Research abstract:

Association of T and NK cell phenotype with the diagnosis of myalgic encephalomyelitis/chronic fatigue syndrome (ME/CFS), by Jose Luis Rivas, Teresa Palencia, Guerau Fernández, Milagros Garcia in Front. Immunol., 09 May 2018

Myalgic encephalomyelitis/chronic fatigue syndrome (ME/CFS) is a pathological condition characterized by incapacitating fatigue and a combination of neurologic, immunologic, and endocrine symptoms.  At present its diagnosis is based exclusively on clinical criteria.

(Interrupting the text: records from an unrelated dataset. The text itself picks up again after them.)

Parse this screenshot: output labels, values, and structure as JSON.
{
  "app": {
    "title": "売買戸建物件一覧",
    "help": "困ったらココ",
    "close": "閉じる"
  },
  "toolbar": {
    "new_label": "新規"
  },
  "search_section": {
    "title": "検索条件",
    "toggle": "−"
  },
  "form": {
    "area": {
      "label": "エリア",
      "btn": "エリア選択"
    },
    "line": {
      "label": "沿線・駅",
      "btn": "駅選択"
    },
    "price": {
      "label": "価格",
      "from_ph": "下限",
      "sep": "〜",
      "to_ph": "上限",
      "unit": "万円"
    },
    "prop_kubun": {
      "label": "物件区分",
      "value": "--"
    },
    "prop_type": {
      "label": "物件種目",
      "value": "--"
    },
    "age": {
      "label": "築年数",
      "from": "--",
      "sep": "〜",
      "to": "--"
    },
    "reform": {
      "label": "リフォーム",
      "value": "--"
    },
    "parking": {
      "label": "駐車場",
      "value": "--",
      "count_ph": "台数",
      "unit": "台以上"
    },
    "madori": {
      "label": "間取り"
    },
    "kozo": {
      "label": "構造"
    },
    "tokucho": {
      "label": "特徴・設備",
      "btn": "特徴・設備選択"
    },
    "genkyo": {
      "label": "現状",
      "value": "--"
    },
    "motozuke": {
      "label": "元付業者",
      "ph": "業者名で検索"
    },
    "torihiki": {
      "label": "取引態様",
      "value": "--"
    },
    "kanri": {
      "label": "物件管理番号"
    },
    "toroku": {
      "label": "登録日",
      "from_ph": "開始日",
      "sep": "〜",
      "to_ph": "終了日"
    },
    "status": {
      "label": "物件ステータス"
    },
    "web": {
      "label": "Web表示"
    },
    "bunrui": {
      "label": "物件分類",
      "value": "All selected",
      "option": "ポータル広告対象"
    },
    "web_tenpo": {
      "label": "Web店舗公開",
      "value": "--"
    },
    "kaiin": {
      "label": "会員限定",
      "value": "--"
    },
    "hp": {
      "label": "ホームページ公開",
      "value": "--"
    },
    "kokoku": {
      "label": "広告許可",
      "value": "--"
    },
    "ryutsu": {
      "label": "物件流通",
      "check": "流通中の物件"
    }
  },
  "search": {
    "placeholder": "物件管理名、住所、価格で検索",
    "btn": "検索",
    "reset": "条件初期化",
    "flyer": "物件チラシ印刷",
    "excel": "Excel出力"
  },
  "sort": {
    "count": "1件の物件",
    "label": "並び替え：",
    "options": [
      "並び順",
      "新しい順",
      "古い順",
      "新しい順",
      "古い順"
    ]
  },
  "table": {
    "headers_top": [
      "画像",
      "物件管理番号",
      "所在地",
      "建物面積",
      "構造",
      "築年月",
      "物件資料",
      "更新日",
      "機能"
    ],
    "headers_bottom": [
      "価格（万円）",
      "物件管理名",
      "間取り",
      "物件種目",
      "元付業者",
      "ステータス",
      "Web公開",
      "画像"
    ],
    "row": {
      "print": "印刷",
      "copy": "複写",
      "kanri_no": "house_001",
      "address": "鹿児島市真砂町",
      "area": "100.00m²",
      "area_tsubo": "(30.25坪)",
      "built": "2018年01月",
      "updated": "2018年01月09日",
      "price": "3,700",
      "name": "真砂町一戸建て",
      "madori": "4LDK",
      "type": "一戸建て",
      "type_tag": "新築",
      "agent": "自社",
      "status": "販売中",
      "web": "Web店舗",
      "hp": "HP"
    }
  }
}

Several studies have described altered immunologic profiles; therefore, we proposed to further examine the more significant differences, particularly T and NK cell subpopulations that could be conditioned by viral infections, to discern their utility in improving the diagnosis and characterization of the patients.

The study included 76 patients that fulfilled the revised Canadian Consensus Criteria (CCC 2010) for ME/CFS and 73 healthy controls, matched for age and gender.

Immunophenotyping of different T cell and natural killer cell subpopulations in peripheral blood was determined by flow cytometry.

ME/CFS patients showed significantly lower values of T regulatory cells (CD4+CD25++(high)FOXP3+) and higher NKT-like cells (CD3+CD16+/−CD56+) than the healthy individuals. Regarding NK phenotypes, NKG2C was significantly lower and NKCD69 and NKCD56 bright were significantly higher in the patients group. A classification model was generated using the more relevant cell phenotype differences (NKG2C and T regulatory cells) that was able to classify the individuals as ME/CFS patients or healthy in a 70% of cases.

The observed differences in some of the subpopulations of T and NK cells between patients and healthy controls could define a distinct immunological profile that can help in the diagnostic process of ME/CFS patients, contribute to the recognition of the disease and to the search of more specific treatments. However, more studies are needed to corroborate these findings and to contribute to establish a consensus in diagnosis.

This entry was posted in News and tagged , , , , , , , , , . Bookmark the permalink.

Comments are closed.